[Page and application data records]

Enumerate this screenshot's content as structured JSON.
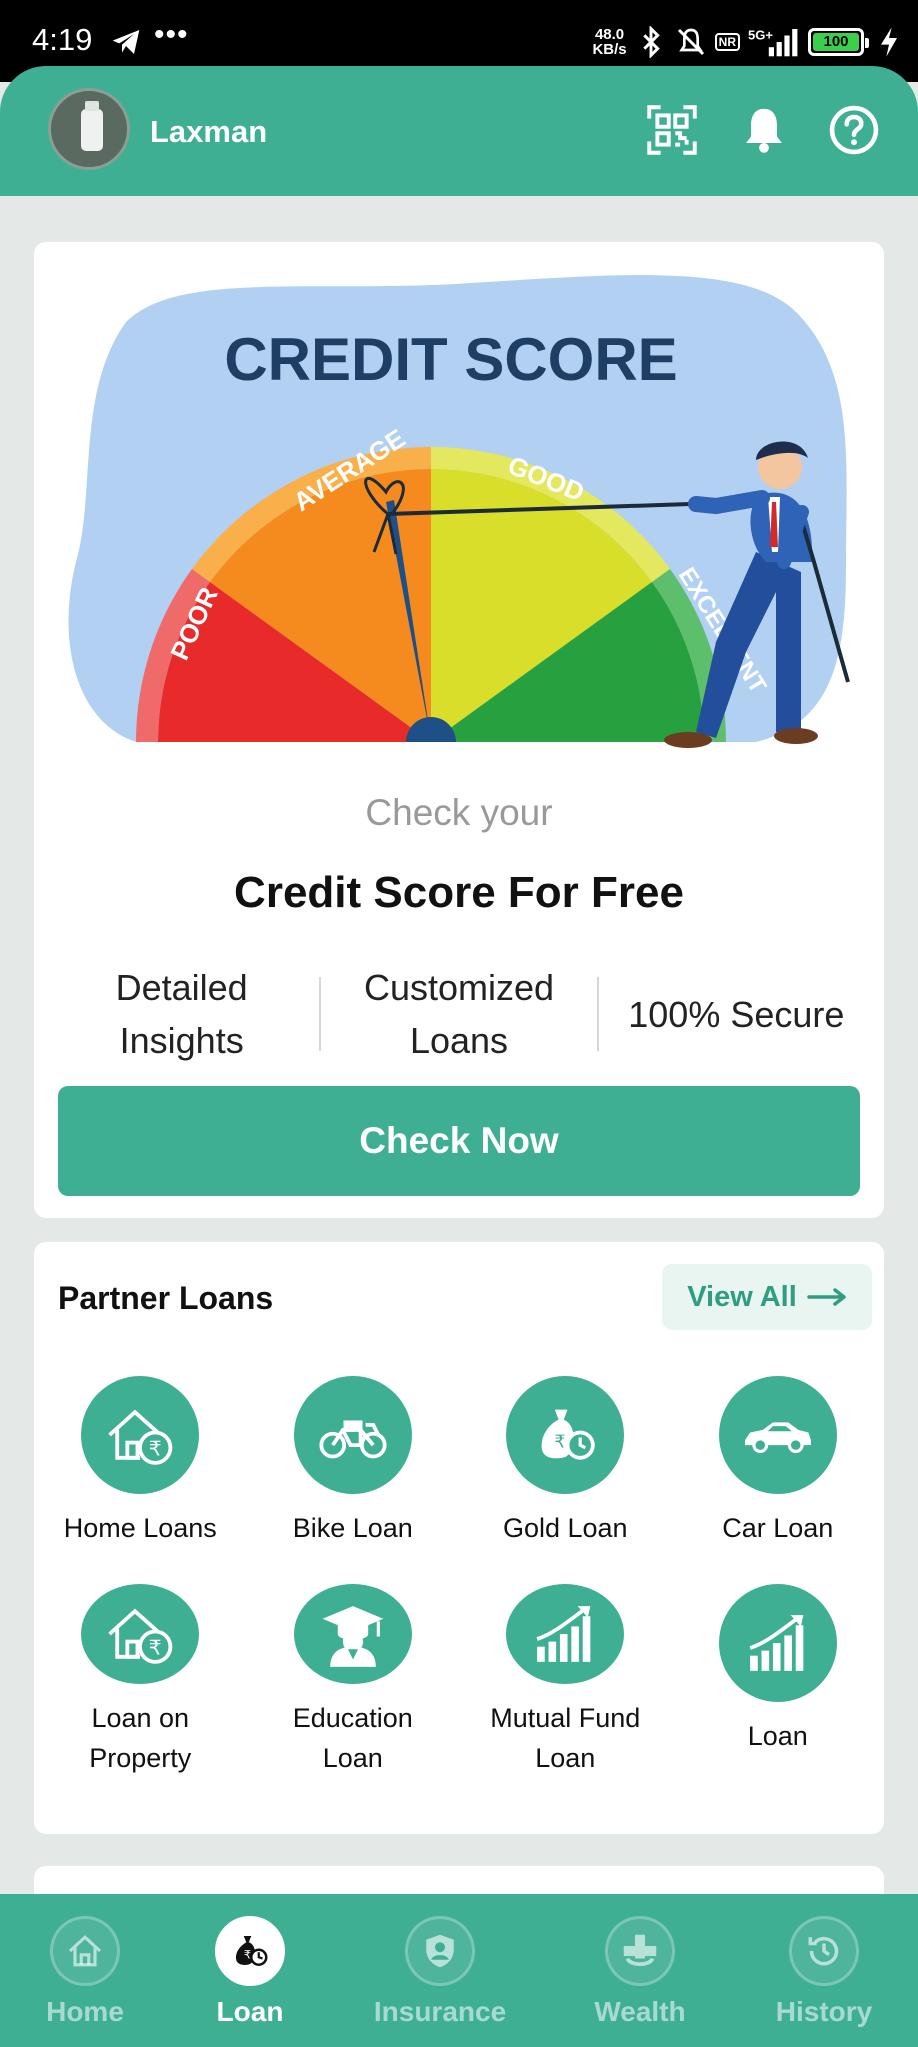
{
  "status_bar": {
    "time": "4:19",
    "more": "•••",
    "net_speed_value": "48.0",
    "net_speed_unit": "KB/s",
    "network_badge": "NR",
    "network_type": "5G+",
    "battery_level": "100",
    "icons": [
      "telegram-icon",
      "bluetooth-icon",
      "vibrate-off-icon",
      "signal-icon",
      "battery-icon",
      "charging-icon"
    ]
  },
  "header": {
    "username": "Laxman",
    "icons": [
      "qr-scan-icon",
      "bell-icon",
      "help-icon"
    ]
  },
  "credit_card": {
    "banner": {
      "title": "CREDIT SCORE",
      "segments": [
        "POOR",
        "AVERAGE",
        "GOOD",
        "EXCELLENT"
      ]
    },
    "subtitle": "Check your",
    "title": "Credit Score For Free",
    "features": [
      "Detailed\nInsights",
      "Customized\nLoans",
      "100% Secure"
    ],
    "cta": "Check Now"
  },
  "partner_loans": {
    "title": "Partner Loans",
    "view_all": "View All",
    "items": [
      {
        "label": "Home Loans",
        "icon": "home-loan-icon"
      },
      {
        "label": "Bike Loan",
        "icon": "bike-icon"
      },
      {
        "label": "Gold Loan",
        "icon": "gold-bag-icon"
      },
      {
        "label": "Car Loan",
        "icon": "car-icon"
      },
      {
        "label": "Loan on\nProperty",
        "icon": "property-loan-icon"
      },
      {
        "label": "Education\nLoan",
        "icon": "graduate-icon"
      },
      {
        "label": "Mutual Fund\nLoan",
        "icon": "growth-chart-icon"
      },
      {
        "label": "Loan",
        "icon": "growth-chart-icon"
      }
    ]
  },
  "bottom_nav": {
    "active": "Loan",
    "items": [
      {
        "label": "Home",
        "icon": "home-icon"
      },
      {
        "label": "Loan",
        "icon": "money-bag-icon"
      },
      {
        "label": "Insurance",
        "icon": "shield-person-icon"
      },
      {
        "label": "Wealth",
        "icon": "medical-cross-icon"
      },
      {
        "label": "History",
        "icon": "history-icon"
      }
    ]
  },
  "colors": {
    "primary": "#3faf94",
    "background": "#e4e8e7",
    "view_all_bg": "#e8f5f1"
  }
}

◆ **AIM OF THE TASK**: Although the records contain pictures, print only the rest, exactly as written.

◆ **WRITTEN SOLUTION**:
Enumerate this screenshot's content as structured JSON.
{
  "status_bar": {
    "time": "4:19",
    "more": "•••",
    "net_speed_value": "48.0",
    "net_speed_unit": "KB/s",
    "network_badge": "NR",
    "network_type": "5G+",
    "battery_level": "100",
    "icons": [
      "telegram-icon",
      "bluetooth-icon",
      "vibrate-off-icon",
      "signal-icon",
      "battery-icon",
      "charging-icon"
    ]
  },
  "header": {
    "username": "Laxman",
    "icons": [
      "qr-scan-icon",
      "bell-icon",
      "help-icon"
    ]
  },
  "credit_card": {
    "banner": {
      "title": "CREDIT SCORE",
      "segments": [
        "POOR",
        "AVERAGE",
        "GOOD",
        "EXCELLENT"
      ]
    },
    "subtitle": "Check your",
    "title": "Credit Score For Free",
    "features": [
      "Detailed\nInsights",
      "Customized\nLoans",
      "100% Secure"
    ],
    "cta": "Check Now"
  },
  "partner_loans": {
    "title": "Partner Loans",
    "view_all": "View All",
    "items": [
      {
        "label": "Home Loans",
        "icon": "home-loan-icon"
      },
      {
        "label": "Bike Loan",
        "icon": "bike-icon"
      },
      {
        "label": "Gold Loan",
        "icon": "gold-bag-icon"
      },
      {
        "label": "Car Loan",
        "icon": "car-icon"
      },
      {
        "label": "Loan on\nProperty",
        "icon": "property-loan-icon"
      },
      {
        "label": "Education\nLoan",
        "icon": "graduate-icon"
      },
      {
        "label": "Mutual Fund\nLoan",
        "icon": "growth-chart-icon"
      },
      {
        "label": "Loan",
        "icon": "growth-chart-icon"
      }
    ]
  },
  "bottom_nav": {
    "active": "Loan",
    "items": [
      {
        "label": "Home",
        "icon": "home-icon"
      },
      {
        "label": "Loan",
        "icon": "money-bag-icon"
      },
      {
        "label": "Insurance",
        "icon": "shield-person-icon"
      },
      {
        "label": "Wealth",
        "icon": "medical-cross-icon"
      },
      {
        "label": "History",
        "icon": "history-icon"
      }
    ]
  },
  "colors": {
    "primary": "#3faf94",
    "background": "#e4e8e7",
    "view_all_bg": "#e8f5f1"
  }
}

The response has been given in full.